Many of the Seven Wonders of the Ancient World collapsed into rubble a long time ago. The Colossus of Rhodes and the Lighthouse of Alexandria, both of which were destroyed by earthquakes.
Some of these wonders perhaps never existed at all, like the Hanging Gardens of Babylon. We are going to take a look at some of the less famous architectural triumphs of the ancient world and what makes them unique.
Furthermore, every landmark mentioned here is something you could see with your own eyes today. Now, imagine you’re in a time long before bulldozers and cranes, picture what it must have taken to construct the following awe-inspiring landmarks.
Let’s kick things off with an entire city carved into and out of sandstone cliffs in the desert of modern-day Jordan. The residents of Petra, also known as the Rose City or Raqmu, began building their city as early as the fifth century B.C.E. They controlled trade in their region by making their city one of the few oases in the desert that surrounds it.
Visitors accessed the city from the east via a narrow, tunnel-like passage in the surrounding rocks called the Siq, which also serves as a waterway. The citizens of Petra also controlled the rain and regular flooding that affected their city by rerouting water into dammed waterways and cisterns that allowed the city to use a normal amount of water even during droughts.

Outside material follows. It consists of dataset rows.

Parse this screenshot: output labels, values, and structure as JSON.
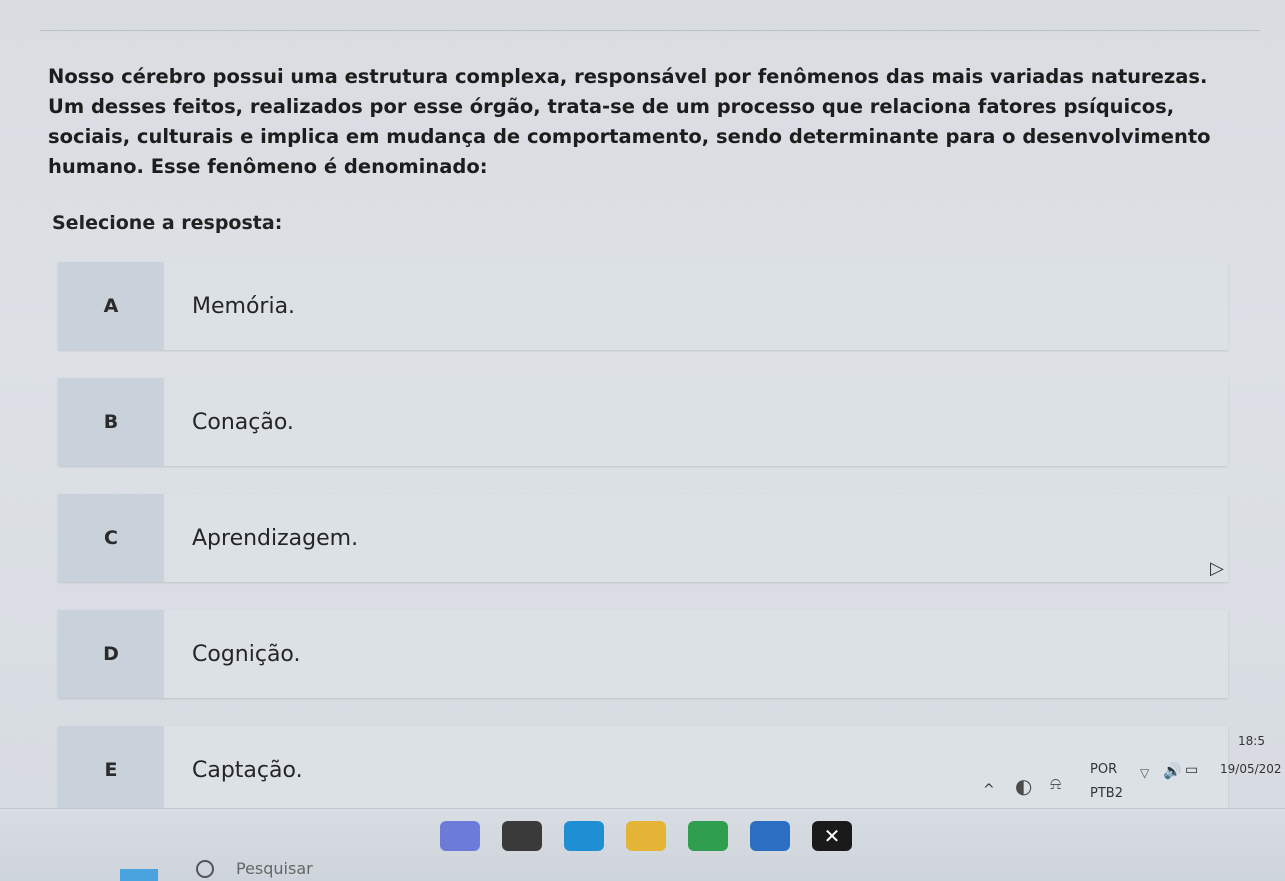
{
  "question": {
    "text": "Nosso cérebro possui uma estrutura complexa, responsável por fenômenos das mais variadas naturezas. Um desses feitos, realizados por esse órgão, trata-se de um processo que relaciona fatores psíquicos, sociais, culturais e implica em mudança de comportamento, sendo determinante para o desenvolvimento humano. Esse fenômeno é denominado:"
  },
  "prompt": "Selecione a resposta:",
  "options": [
    {
      "letter": "A",
      "text": "Memória."
    },
    {
      "letter": "B",
      "text": "Conação."
    },
    {
      "letter": "C",
      "text": "Aprendizagem."
    },
    {
      "letter": "D",
      "text": "Cognição."
    },
    {
      "letter": "E",
      "text": "Captação."
    }
  ],
  "taskbar": {
    "search_placeholder": "Pesquisar",
    "icons": [
      "file-explorer-icon",
      "edge-icon",
      "folder-icon",
      "chrome-icon",
      "store-icon",
      "xbox-icon"
    ],
    "colors": {
      "edge": "#1f8fd4",
      "folder": "#e3b436",
      "chrome": "#2f9e4f",
      "store": "#2b6fc2",
      "xbox": "#1a1a1a"
    }
  },
  "tray": {
    "chevron": "^",
    "language": "POR",
    "keyboard": "PTB2",
    "time": "18:5",
    "date": "19/05/202"
  }
}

Its most popular tourist attraction today is Al Khazneh, or “The Treasury,” an elaborate temple carved into a sandstone cliff that is thought to have been the mausoleum of a king who died during the first century A.D.

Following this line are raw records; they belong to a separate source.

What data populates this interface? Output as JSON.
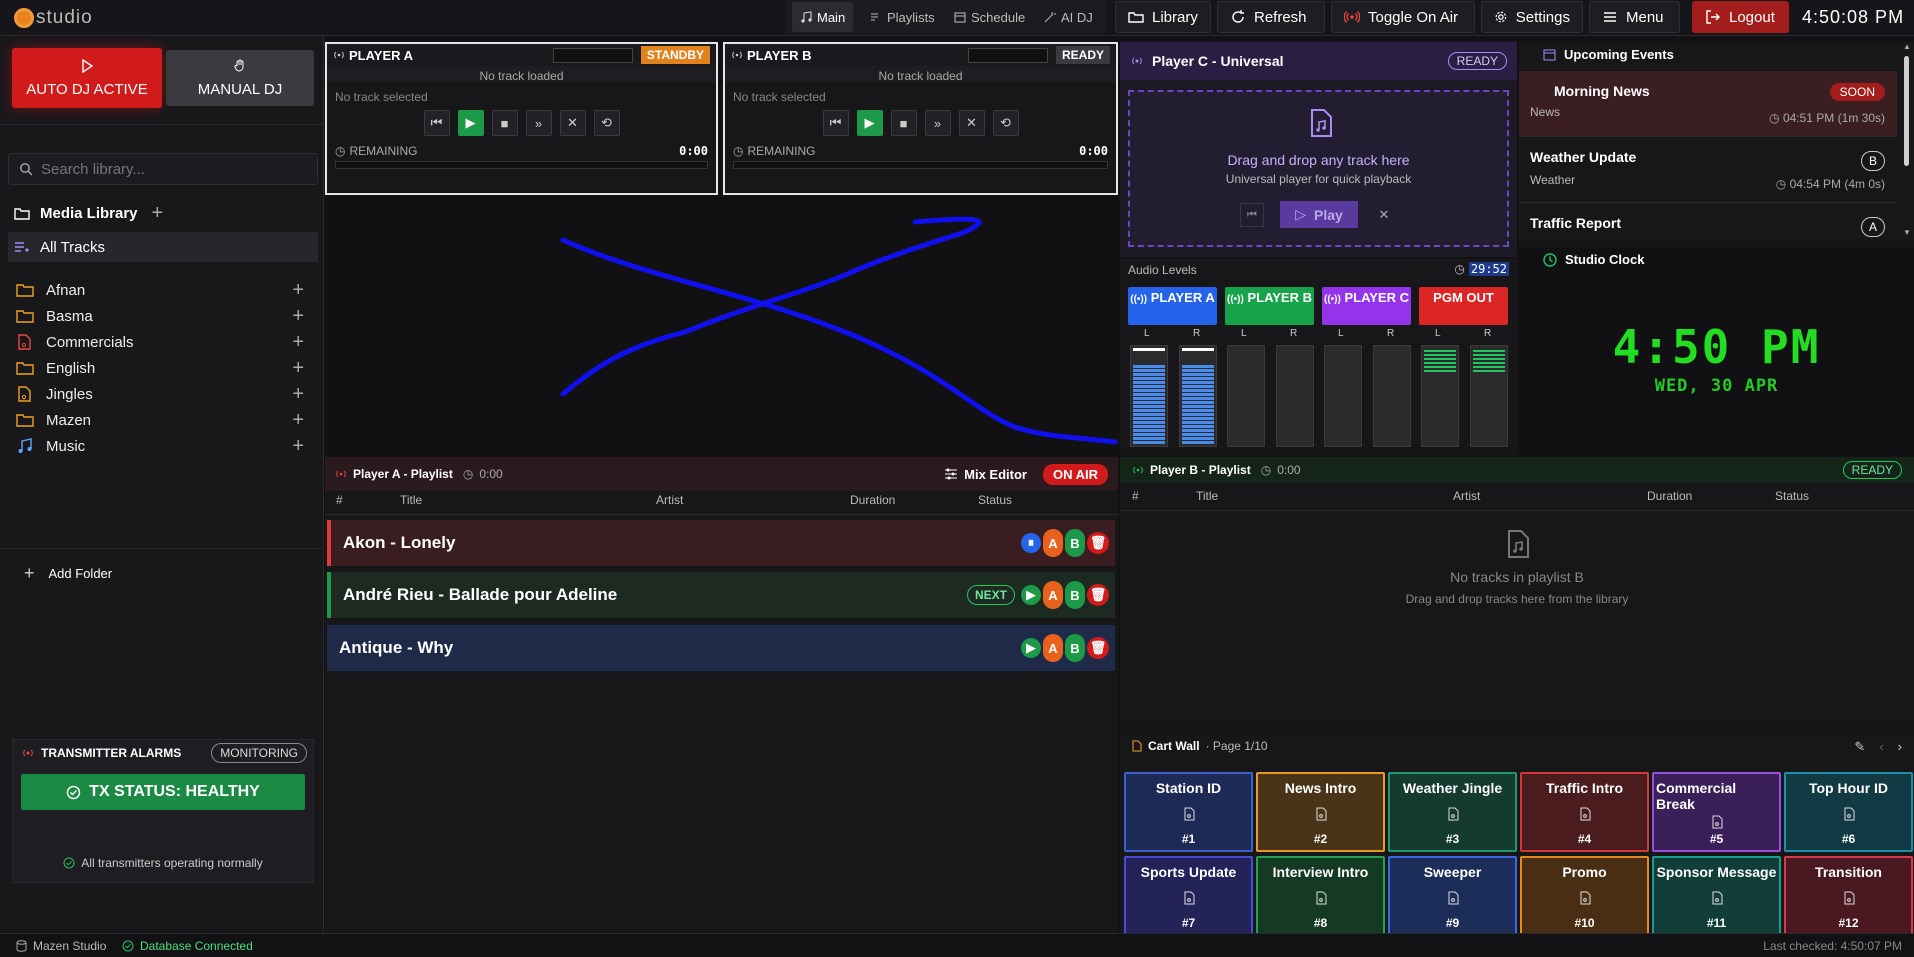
{
  "app": {
    "logo_text": "studio"
  },
  "nav": {
    "items": [
      {
        "label": "Main",
        "icon": "music-note-icon"
      },
      {
        "label": "Playlists",
        "icon": "list-music-icon"
      },
      {
        "label": "Schedule",
        "icon": "calendar-icon"
      },
      {
        "label": "AI DJ",
        "icon": "wand-icon"
      }
    ]
  },
  "toolbar": {
    "library": "Library",
    "refresh": "Refresh",
    "toggle_air": "Toggle On Air",
    "settings": "Settings",
    "menu": "Menu",
    "logout": "Logout",
    "clock": "4:50:08 PM"
  },
  "modes": {
    "auto": "AUTO DJ ACTIVE",
    "manual": "MANUAL DJ"
  },
  "search": {
    "placeholder": "Search library..."
  },
  "library": {
    "title": "Media Library",
    "all_tracks": "All Tracks",
    "folders": [
      {
        "label": "Afnan",
        "icon": "folder-icon",
        "color": "#f0a020"
      },
      {
        "label": "Basma",
        "icon": "folder-icon",
        "color": "#f0a020"
      },
      {
        "label": "Commercials",
        "icon": "file-audio-icon",
        "color": "#ef4444"
      },
      {
        "label": "English",
        "icon": "folder-icon",
        "color": "#f0a020"
      },
      {
        "label": "Jingles",
        "icon": "file-audio-icon",
        "color": "#f0a020"
      },
      {
        "label": "Mazen",
        "icon": "folder-icon",
        "color": "#f0a020"
      },
      {
        "label": "Music",
        "icon": "music-note-icon",
        "color": "#60a5fa"
      }
    ],
    "add_folder": "Add Folder"
  },
  "transmitter": {
    "title": "TRANSMITTER ALARMS",
    "badge": "MONITORING",
    "status": "TX STATUS: HEALTHY",
    "note": "All transmitters operating normally"
  },
  "footer": {
    "studio": "Mazen Studio",
    "db": "Database Connected",
    "last_checked": "Last checked: 4:50:07 PM"
  },
  "player_a": {
    "title": "PLAYER A",
    "state": "STANDBY",
    "loaded": "No track loaded",
    "selected": "No track selected",
    "remaining_label": "REMAINING",
    "remaining": "0:00"
  },
  "player_b": {
    "title": "PLAYER B",
    "state": "READY",
    "loaded": "No track loaded",
    "selected": "No track selected",
    "remaining_label": "REMAINING",
    "remaining": "0:00"
  },
  "player_c": {
    "title": "Player C - Universal",
    "state": "READY",
    "drop": "Drag and drop any track here",
    "sub": "Universal player for quick playback",
    "play": "Play"
  },
  "audio_levels": {
    "title": "Audio Levels",
    "timer": "29:52",
    "channels": [
      {
        "label": "PLAYER A",
        "color": "#2563eb"
      },
      {
        "label": "PLAYER B",
        "color": "#16a34a"
      },
      {
        "label": "PLAYER C",
        "color": "#9333ea"
      },
      {
        "label": "PGM OUT",
        "color": "#dc2626"
      }
    ],
    "lr": [
      "L",
      "R"
    ],
    "levels": [
      0.8,
      0.8,
      0,
      0,
      0,
      0,
      0.25,
      0.25
    ]
  },
  "events": {
    "title": "Upcoming Events",
    "items": [
      {
        "name": "Morning News",
        "category": "News",
        "time": "04:51 PM",
        "countdown": "(1m 30s)",
        "badge": "SOON"
      },
      {
        "name": "Weather Update",
        "category": "Weather",
        "time": "04:54 PM",
        "countdown": "(4m 0s)",
        "badge": "B"
      },
      {
        "name": "Traffic Report",
        "category": "",
        "time": "",
        "countdown": "",
        "badge": "A"
      }
    ]
  },
  "studio_clock": {
    "title": "Studio Clock",
    "time": "4:50 PM",
    "date": "WED, 30 APR"
  },
  "playlist_a": {
    "title": "Player A - Playlist",
    "duration": "0:00",
    "mix_editor": "Mix Editor",
    "on_air": "ON AIR",
    "columns": [
      "#",
      "Title",
      "Artist",
      "Duration",
      "Status"
    ],
    "rows": [
      {
        "title": "Akon - Lonely",
        "status": ""
      },
      {
        "title": "André Rieu - Ballade pour Adeline",
        "status": "NEXT"
      },
      {
        "title": "Antique - Why",
        "status": ""
      }
    ]
  },
  "playlist_b": {
    "title": "Player B - Playlist",
    "duration": "0:00",
    "state": "READY",
    "columns": [
      "#",
      "Title",
      "Artist",
      "Duration",
      "Status"
    ],
    "empty_title": "No tracks in playlist B",
    "empty_sub": "Drag and drop tracks here from the library"
  },
  "cart_wall": {
    "title": "Cart Wall",
    "page": "· Page 1/10",
    "carts": [
      {
        "label": "Station ID",
        "num": "#1",
        "color": "#3b5fd0",
        "bg": "#1c2a55"
      },
      {
        "label": "News Intro",
        "num": "#2",
        "color": "#e69a2a",
        "bg": "#4a3418"
      },
      {
        "label": "Weather Jingle",
        "num": "#3",
        "color": "#1f9a6e",
        "bg": "#153a30"
      },
      {
        "label": "Traffic Intro",
        "num": "#4",
        "color": "#d23a3a",
        "bg": "#4a1c1e"
      },
      {
        "label": "Commercial Break",
        "num": "#5",
        "color": "#9b4fe0",
        "bg": "#3a1f58"
      },
      {
        "label": "Top Hour ID",
        "num": "#6",
        "color": "#1f8fa8",
        "bg": "#123a44"
      },
      {
        "label": "Sports Update",
        "num": "#7",
        "color": "#4a4ad8",
        "bg": "#23235a"
      },
      {
        "label": "Interview Intro",
        "num": "#8",
        "color": "#22a155",
        "bg": "#153a24"
      },
      {
        "label": "Sweeper",
        "num": "#9",
        "color": "#3b6ae0",
        "bg": "#1c2d5a"
      },
      {
        "label": "Promo",
        "num": "#10",
        "color": "#e68a1e",
        "bg": "#4a2e14"
      },
      {
        "label": "Sponsor Message",
        "num": "#11",
        "color": "#17a090",
        "bg": "#123e3a"
      },
      {
        "label": "Transition",
        "num": "#12",
        "color": "#d83a4a",
        "bg": "#4a1820"
      }
    ]
  }
}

They say Rome wasn’t built in a day, and these tremendous aqueducts certainly weren’t, either. Remnants of ancient Roman aqueducts lie across Europe, but two of the most impressive are the Pont du Gard in southern France and the aqueduct in Segovia, Spain.
The Pont du Gard was built in the first century and is part of an aqueduct that spans over 50 kilometers. Its three tiers of arches make it the tallest of all known Roman aqueducts, and it carried an estimated 40,000 cubic meters of water every day to the city of Nîmes.
After the Roman empire collapsed, the aqueduct’s bridge was still used as a toll bridge, which is part of the reason it still stands today.
Segovia’s aqueduct also originated in the first century, part of a 17 kilometers span. This aqueduct begins with a series of two cisterns, and, at its tallest, reaches 28.5 meters.
It consists of a series of single and double arches, unlike the Pont du Gard, which has three tiers across its length.
This monument, whose name is Turkish for “Potbelly Hill,” is a site in Turkey thought to be the oldest temple or ritual site in the world. Its original purpose isn’t entirely clear, but the stone ruins were erected sometime between the 10th and 8th century B.C.E.
The ceremonial mound on which Göbekli Tepe sits measures about 300 meters in diameter, and its largest pillars– the world’s oldest-known megaliths– weigh up to 10 tons. The site was found in 1963, but researchers at the time thought its stones indicated a Byzantine cemetery. The ruins were not excavated until 1993, when its age and size were fully revealed.
Newgrange is an enormous, prehistoric passage tomb in eastern Ireland. It was built around 3200 B.C.E. (about 500 years before Stonehenge). It resembles a large, flattened dome-shaped sports arena. At 76 meters across, it’s quite an engineering marvel for a human society in the Neolithic period.
The structure is called a passage tomb for obvious reasons; it features a long passageway flanked by tombs and offerings to or for the dead. A circle of standing stones surrounds the mound, which are thought to have been added later. Some of the stones in and around Newgrange are decorated with carvings and other art.
One of the most spectacular architectural facts about the site is that the large room inside the dome is filled with sunlight only on the winter solstice. The people who built Newgrange possibly used this feature as an enormous calendar that told them when winter had reached its peak and the days would soon become warmer and shorter.
Leshan Giant Buddha
This giant statue was begun in 713 A.D., when a Chinese monk decided that such a statue to the Buddha might calm the violent waters of the nearby rivers.
In 803 A.D., the 71-meter-tall statue was completed at the intersection of the Min and Dadu Rivers in southern Sichuan province. It contains a network of drainage channels behind the facing that carry rainwater away from the front of the statue to reduce erosion.
The Buddha was also originally protected by a 13-story wooden structure. The shelter was destroyed by the Mongols. It is the tallest pre-modern statue in existence and the largest Buddha statue in the world. Interestingly, so many rocks fell from the cliff during its construction that the current was altered, and the rivers’ intersection became safe for passing ships.
Today, it is known as the Leshan Giant Buddha, in reference to the nearby town of Leshan.